As France beefs up its troops in war-torn Ivory Coast, where its
soldiers are already fighting antigovernment rebels, Paris is
sending a clear diplomatic message to the world.
"France is back," says Dominique Moisi, a top political analyst
here, after seven years of divided government that all but paralyzed
French influence in international affairs.
At the United Nations, in the councils of the European Union, and
now in France's old stamping grounds of Africa, newly re-elected
President Jacques Chirac, with a fresh parliamentary majority behind
him, is flexing French muscles on the world stage with unaccustomed
The effects have been felt at the UN Security Council, where
France took a leading role in negotiations with the United States
over the wording of the resolution demanding that Iraq submit to
The signs are clear in the European Union, where France and
Germany have united as the duo that has traditionally provided the
union's engine. Earlier this month they obliged Turkey to put its
hopes of EU membership on hold for another two years; before that
they set EU farm policy in a private deal that other members were
not strong enough to change.

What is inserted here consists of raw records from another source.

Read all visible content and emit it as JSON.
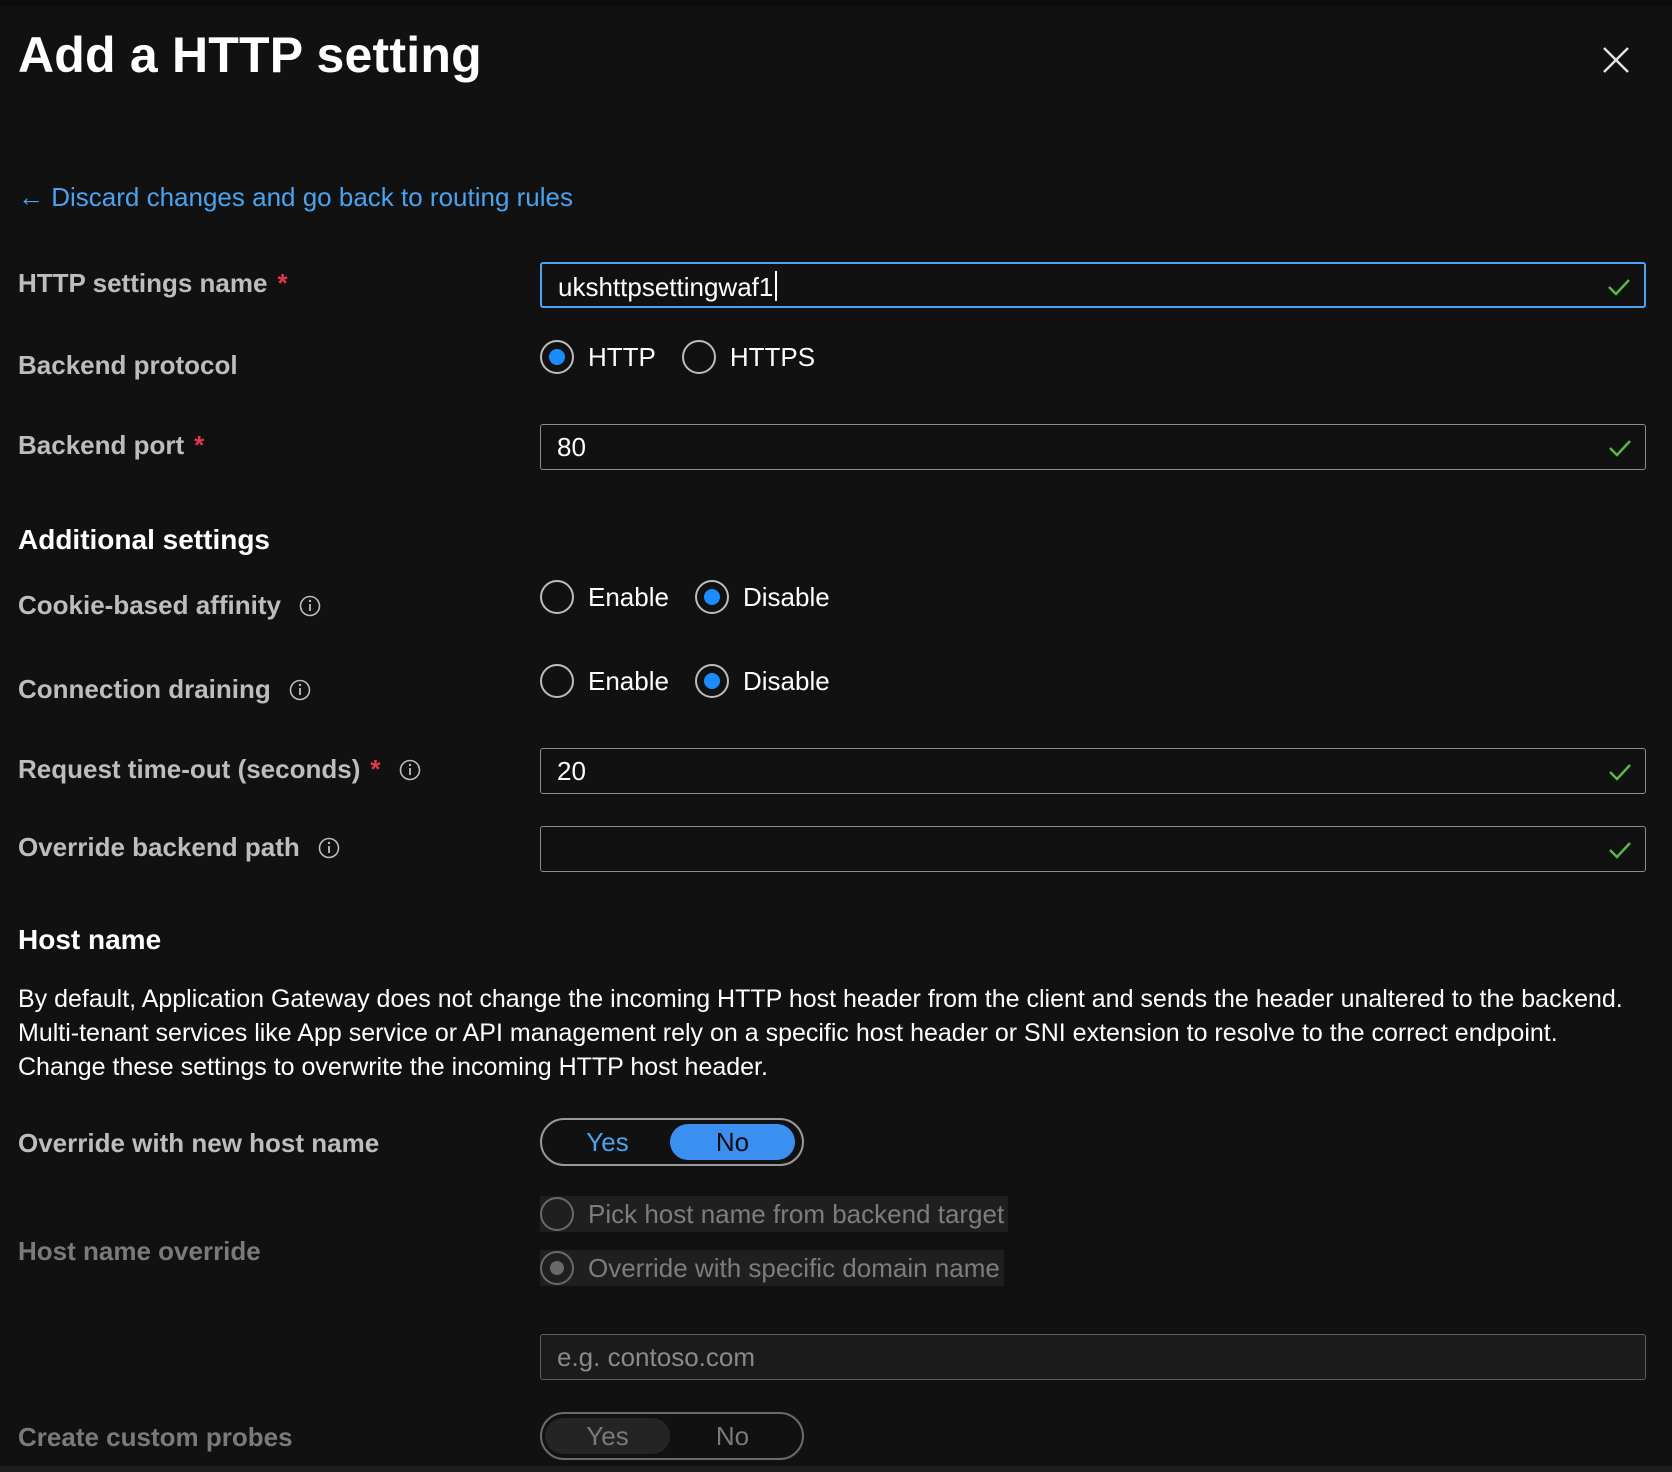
{
  "header": {
    "title": "Add a HTTP setting",
    "close_icon": "close-icon"
  },
  "back_link": {
    "arrow": "←",
    "text": "Discard changes and go back to routing rules"
  },
  "form": {
    "required_marker": "*",
    "http_settings_name": {
      "label": "HTTP settings name",
      "value": "ukshttpsettingwaf1",
      "valid": true
    },
    "backend_protocol": {
      "label": "Backend protocol",
      "options": [
        "HTTP",
        "HTTPS"
      ],
      "selected": "HTTP"
    },
    "backend_port": {
      "label": "Backend port",
      "value": "80",
      "valid": true
    }
  },
  "additional": {
    "heading": "Additional settings",
    "cookie_affinity": {
      "label": "Cookie-based affinity",
      "options": [
        "Enable",
        "Disable"
      ],
      "selected": "Disable"
    },
    "connection_draining": {
      "label": "Connection draining",
      "options": [
        "Enable",
        "Disable"
      ],
      "selected": "Disable"
    },
    "request_timeout": {
      "label": "Request time-out (seconds)",
      "value": "20",
      "valid": true
    },
    "override_backend_path": {
      "label": "Override backend path",
      "value": "",
      "valid": true
    }
  },
  "host_name": {
    "heading": "Host name",
    "description": "By default, Application Gateway does not change the incoming HTTP host header from the client and sends the header unaltered to the backend. Multi-tenant services like App service or API management rely on a specific host header or SNI extension to resolve to the correct endpoint. Change these settings to overwrite the incoming HTTP host header.",
    "override_new_host": {
      "label": "Override with new host name",
      "yes": "Yes",
      "no": "No",
      "selected": "No"
    },
    "host_name_override": {
      "label": "Host name override",
      "options": [
        "Pick host name from backend target",
        "Override with specific domain name"
      ],
      "selected": "Override with specific domain name",
      "disabled": true
    },
    "domain_input": {
      "placeholder": "e.g. contoso.com",
      "disabled": true
    },
    "custom_probes": {
      "label": "Create custom probes",
      "yes": "Yes",
      "no": "No",
      "disabled": true
    }
  },
  "colors": {
    "accent": "#1a8cff",
    "link": "#4aa3f0",
    "required": "#e0394a",
    "valid": "#5db84a",
    "background": "#111111"
  }
}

And now in West Africa, Paris has abandoned its policy of leaving
African nations to resolve African crises and launched its biggest
military operation on the continent in more than 20 years, with
2,500 men to be deployed in Ivory Coast by the end of this week.
"This marks a shift in French policy in Africa," says Roland
Marchal, an expert on Africa at the Center for International Studies
and Research in Paris. "It's new, and it's very much a result of
Chirac feeling secure enough to take a quite risky initiative now he
has a parliamentary majority" and a sympathetic government, after
seven years of "cohabitation" with a hostile Socialist prime
That period was marked by a sense of frustration in France that
the country - which has traditionally seen itself as a global
standard bearer of universal values - was unable to make its
presence felt abroad while US power grew. Since elections in June,
however, Mr. Chirac has enjoyed a free hand in foreign policy that
has clearly emboldened him.
New signals on Iraq
This new atmosphere is likely to influence French policy toward
Iraq, should the US go to war against Baghdad.
Warning that the prospect of an internationally sanctioned war
"should by no means be ruled out," Chirac said recently that in such
an event "France will know how to assume her responsibilities."
That was a clear hint that "if there is a UN decision against
Iraq, France will definitely participate in operations," says Dr.
Moisi, of the French International Relations Institute, a think tank
in Paris. "And if the US goes it alone, France will regret it
diplomatically, but offer help on the side, such as bases and the
use of airspace."
For the time being, around 36,000 French troops are engaged in
foreign operations, mostly peacekeeping, from Kabul to the Balkans
and Africa. The most dangerous is currently the mission in Ivory
Coast, where French soldiers came under fire from a rebel convoy
outside the western town of Duekoue Saturday, before destroying it. …